Task brief: Check each line of the entries for "Python" and report the ones that have it.

Source material:
= = = = =

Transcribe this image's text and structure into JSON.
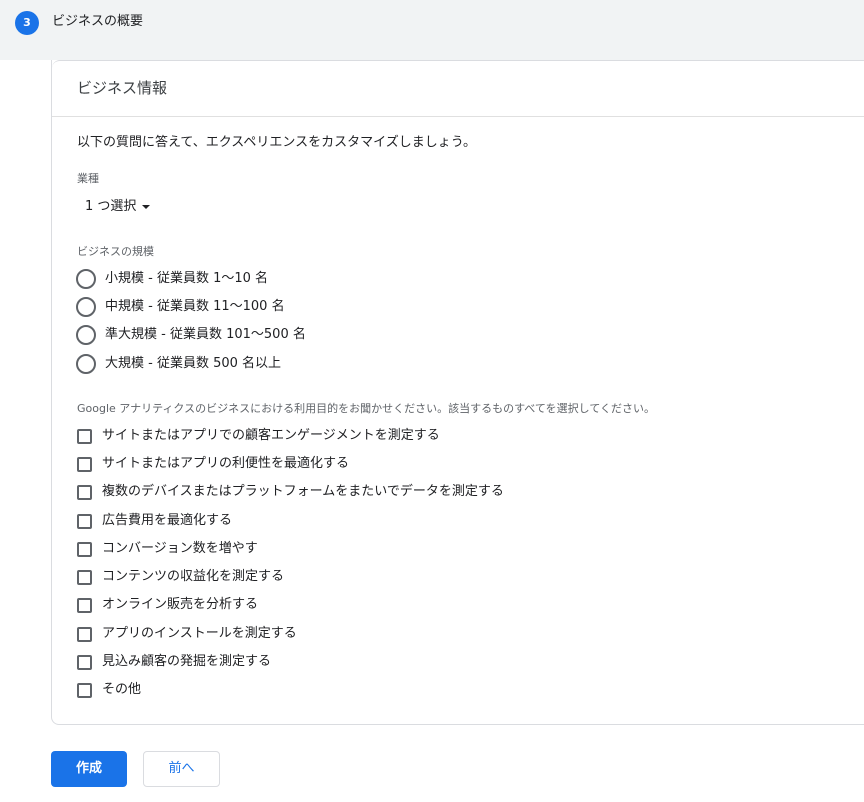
{
  "step": {
    "number": "3",
    "title": "ビジネスの概要"
  },
  "card": {
    "title": "ビジネス情報",
    "intro": "以下の質問に答えて、エクスペリエンスをカスタマイズしましょう。",
    "industry": {
      "label": "業種",
      "selected": "1 つ選択"
    },
    "size": {
      "label": "ビジネスの規模",
      "options": [
        "小規模 - 従業員数 1～10 名",
        "中規模 - 従業員数 11～100 名",
        "準大規模 - 従業員数 101～500 名",
        "大規模 - 従業員数 500 名以上"
      ]
    },
    "usage": {
      "label": "Google アナリティクスのビジネスにおける利用目的をお聞かせください。該当するものすべてを選択してください。",
      "options": [
        "サイトまたはアプリでの顧客エンゲージメントを測定する",
        "サイトまたはアプリの利便性を最適化する",
        "複数のデバイスまたはプラットフォームをまたいでデータを測定する",
        "広告費用を最適化する",
        "コンバージョン数を増やす",
        "コンテンツの収益化を測定する",
        "オンライン販売を分析する",
        "アプリのインストールを測定する",
        "見込み顧客の発掘を測定する",
        "その他"
      ]
    }
  },
  "buttons": {
    "create": "作成",
    "back": "前へ"
  },
  "colors": {
    "accent": "#1a73e8",
    "header_bg": "#f1f3f4",
    "border": "#dadce0"
  }
}
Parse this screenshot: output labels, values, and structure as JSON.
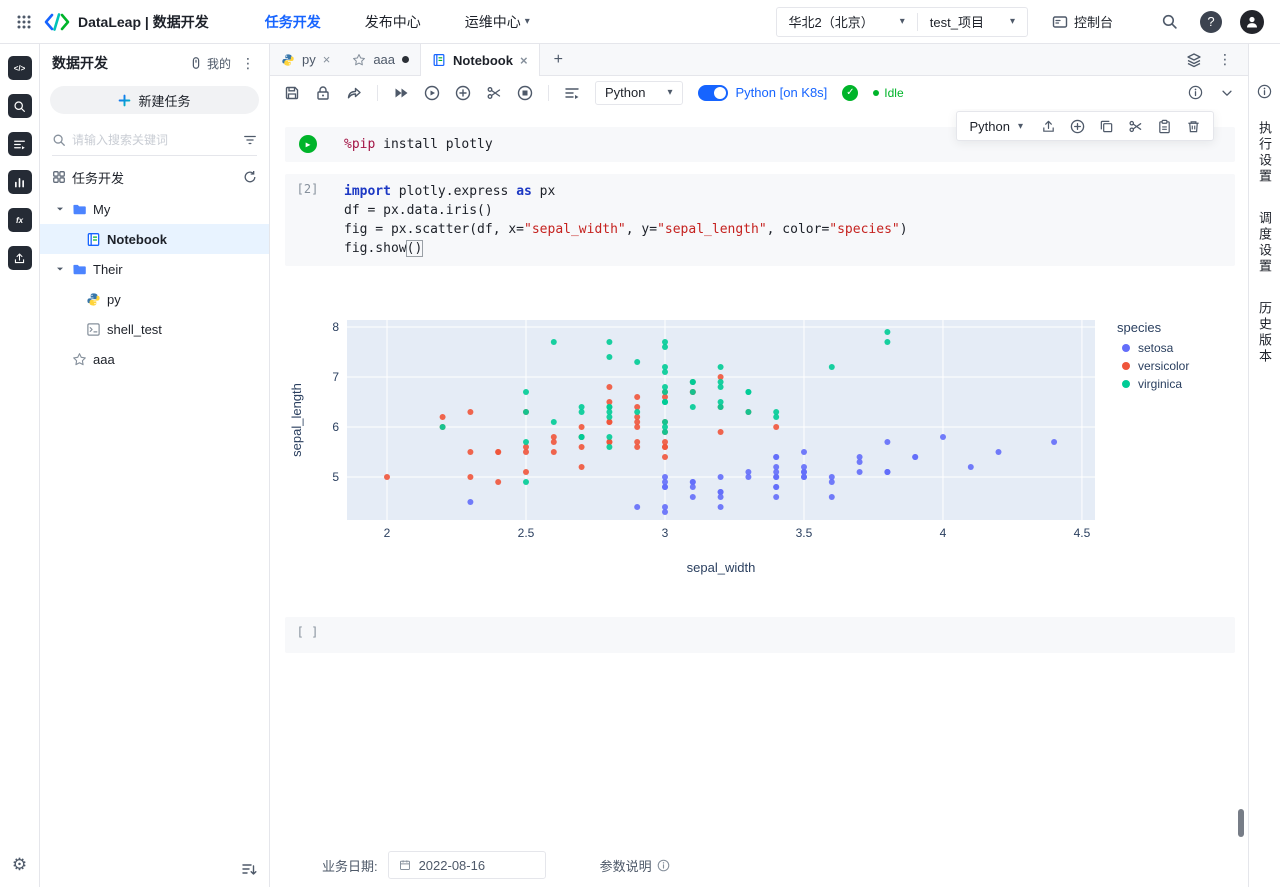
{
  "header": {
    "app_title": "DataLeap | 数据开发",
    "nav": [
      {
        "label": "任务开发",
        "active": true
      },
      {
        "label": "发布中心",
        "active": false
      },
      {
        "label": "运维中心",
        "active": false
      }
    ],
    "region": "华北2（北京）",
    "project": "test_项目",
    "console_label": "控制台",
    "help_label": "?"
  },
  "sidebar": {
    "title": "数据开发",
    "mine_label": "我的",
    "new_task_label": "新建任务",
    "search_placeholder": "请输入搜索关键词",
    "tree_header": "任务开发",
    "tree": {
      "folder_my": "My",
      "notebook": "Notebook",
      "folder_their": "Their",
      "py": "py",
      "shell_test": "shell_test",
      "aaa": "aaa"
    }
  },
  "tabbar": {
    "tabs": [
      {
        "label": "py"
      },
      {
        "label": "aaa"
      },
      {
        "label": "Notebook"
      }
    ]
  },
  "toolbar": {
    "kernel_select": "Python",
    "k8s_toggle_label": "Python [on K8s]",
    "status": "Idle"
  },
  "cell_toolbar": {
    "kernel_select": "Python"
  },
  "notebook": {
    "pip_cell": {
      "lines": [
        [
          {
            "t": "%pip",
            "c": "magic"
          },
          {
            "t": " install plotly",
            "c": "plain"
          }
        ]
      ]
    },
    "code_cell": {
      "gutter": "[2]",
      "lines": [
        [
          {
            "t": "import",
            "c": "kw"
          },
          {
            "t": " plotly.express ",
            "c": "plain"
          },
          {
            "t": "as",
            "c": "kw"
          },
          {
            "t": " px",
            "c": "plain"
          }
        ],
        [
          {
            "t": "df = px.data.iris()",
            "c": "plain"
          }
        ],
        [
          {
            "t": "fig = px.scatter(df, x=",
            "c": "plain"
          },
          {
            "t": "\"sepal_width\"",
            "c": "str"
          },
          {
            "t": ", y=",
            "c": "plain"
          },
          {
            "t": "\"sepal_length\"",
            "c": "str"
          },
          {
            "t": ", color=",
            "c": "plain"
          },
          {
            "t": "\"species\"",
            "c": "str"
          },
          {
            "t": ")",
            "c": "plain"
          }
        ],
        [
          {
            "t": "fig.show",
            "c": "plain"
          },
          {
            "t": "()",
            "c": "cursor"
          }
        ]
      ]
    },
    "empty_cell_gutter": "[ ]"
  },
  "chart_data": {
    "type": "scatter",
    "xlabel": "sepal_width",
    "ylabel": "sepal_length",
    "legend_title": "species",
    "legend_position": "right",
    "grid": true,
    "plot_bg": "#e5ecf6",
    "x_ticks": [
      2,
      2.5,
      3,
      3.5,
      4,
      4.5
    ],
    "y_ticks": [
      5,
      6,
      7,
      8
    ],
    "xlim": [
      1.856,
      4.547
    ],
    "ylim": [
      4.14,
      8.14
    ],
    "series": [
      {
        "name": "setosa",
        "color": "#636efa",
        "x": [
          3.5,
          3.0,
          3.2,
          3.1,
          3.6,
          3.9,
          3.4,
          3.4,
          2.9,
          3.1,
          3.7,
          3.4,
          3.0,
          3.0,
          4.0,
          4.4,
          3.9,
          3.5,
          3.8,
          3.8,
          3.4,
          3.7,
          3.6,
          3.3,
          3.4,
          3.0,
          3.4,
          3.5,
          3.4,
          3.2,
          3.1,
          3.4,
          4.1,
          4.2,
          3.1,
          3.2,
          3.5,
          3.6,
          3.0,
          3.4,
          3.5,
          2.3,
          3.2,
          3.5,
          3.8,
          3.0,
          3.8,
          3.2,
          3.7,
          3.3
        ],
        "y": [
          5.1,
          4.9,
          4.7,
          4.6,
          5.0,
          5.4,
          4.6,
          5.0,
          4.4,
          4.9,
          5.4,
          4.8,
          4.8,
          4.3,
          5.8,
          5.7,
          5.4,
          5.1,
          5.7,
          5.1,
          5.4,
          5.1,
          4.6,
          5.1,
          4.8,
          5.0,
          5.0,
          5.2,
          5.2,
          4.7,
          4.8,
          5.4,
          5.2,
          5.5,
          4.9,
          5.0,
          5.5,
          4.9,
          4.4,
          5.1,
          5.0,
          4.5,
          4.4,
          5.0,
          5.1,
          4.8,
          5.1,
          4.6,
          5.3,
          5.0
        ]
      },
      {
        "name": "versicolor",
        "color": "#EF553B",
        "x": [
          3.2,
          3.2,
          3.1,
          2.3,
          2.8,
          2.8,
          3.3,
          2.4,
          2.9,
          2.7,
          2.0,
          3.0,
          2.2,
          2.9,
          2.9,
          3.1,
          3.0,
          2.7,
          2.2,
          2.5,
          3.2,
          2.8,
          2.5,
          2.8,
          2.9,
          3.0,
          2.8,
          3.0,
          2.9,
          2.6,
          2.4,
          2.4,
          2.7,
          2.7,
          3.0,
          3.4,
          3.1,
          2.3,
          3.0,
          2.5,
          2.6,
          3.0,
          2.6,
          2.3,
          2.7,
          3.0,
          2.9,
          2.9,
          2.5,
          2.8
        ],
        "y": [
          7.0,
          6.4,
          6.9,
          5.5,
          6.5,
          5.7,
          6.3,
          4.9,
          6.6,
          5.2,
          5.0,
          5.9,
          6.0,
          6.1,
          5.6,
          6.7,
          5.6,
          5.8,
          6.2,
          5.6,
          5.9,
          6.1,
          6.3,
          6.1,
          6.4,
          6.6,
          6.8,
          6.7,
          6.0,
          5.7,
          5.5,
          5.5,
          5.8,
          6.0,
          5.4,
          6.0,
          6.7,
          6.3,
          5.6,
          5.5,
          5.5,
          6.1,
          5.8,
          5.0,
          5.6,
          5.7,
          5.7,
          6.2,
          5.1,
          5.7
        ]
      },
      {
        "name": "virginica",
        "color": "#00cc96",
        "x": [
          3.3,
          2.7,
          3.0,
          2.9,
          3.0,
          3.0,
          2.5,
          2.9,
          2.5,
          3.6,
          3.2,
          2.7,
          3.0,
          2.5,
          2.8,
          3.2,
          3.0,
          3.8,
          2.6,
          2.2,
          3.2,
          2.8,
          2.8,
          2.7,
          3.3,
          3.2,
          2.8,
          3.0,
          2.8,
          3.0,
          2.8,
          3.8,
          2.8,
          2.8,
          2.6,
          3.0,
          3.4,
          3.1,
          3.0,
          3.1,
          3.1,
          3.1,
          2.7,
          3.2,
          3.3,
          3.0,
          2.5,
          3.0,
          3.4,
          3.0
        ],
        "y": [
          6.3,
          5.8,
          7.1,
          6.3,
          6.5,
          7.6,
          4.9,
          7.3,
          6.7,
          7.2,
          6.5,
          6.4,
          6.8,
          5.7,
          5.8,
          6.4,
          6.5,
          7.7,
          7.7,
          6.0,
          6.9,
          5.6,
          7.7,
          6.3,
          6.7,
          7.2,
          6.2,
          6.1,
          6.4,
          7.2,
          7.4,
          7.9,
          6.4,
          6.3,
          6.1,
          7.7,
          6.3,
          6.4,
          6.0,
          6.9,
          6.7,
          6.9,
          5.8,
          6.8,
          6.7,
          6.7,
          6.3,
          6.5,
          6.2,
          5.9
        ]
      }
    ]
  },
  "right_panel": {
    "tabs": [
      "执行设置",
      "调度设置",
      "历史版本"
    ]
  },
  "footer": {
    "business_date_label": "业务日期:",
    "business_date_value": "2022-08-16",
    "params_label": "参数说明"
  },
  "icons": {
    "close": "×",
    "plus": "+",
    "caret": "▾",
    "dots_v": "⋮",
    "gear": "⚙",
    "check": "✓",
    "play": "▶"
  },
  "colors": {
    "accent": "#1664ff",
    "success": "#00b42a",
    "plot_bg": "#e5ecf6"
  }
}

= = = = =

Result of this exercise:
    "kernel_select": "Python",
    "k8s_toggle_label": "Python [on K8s]",
    "kernel_select": "Python"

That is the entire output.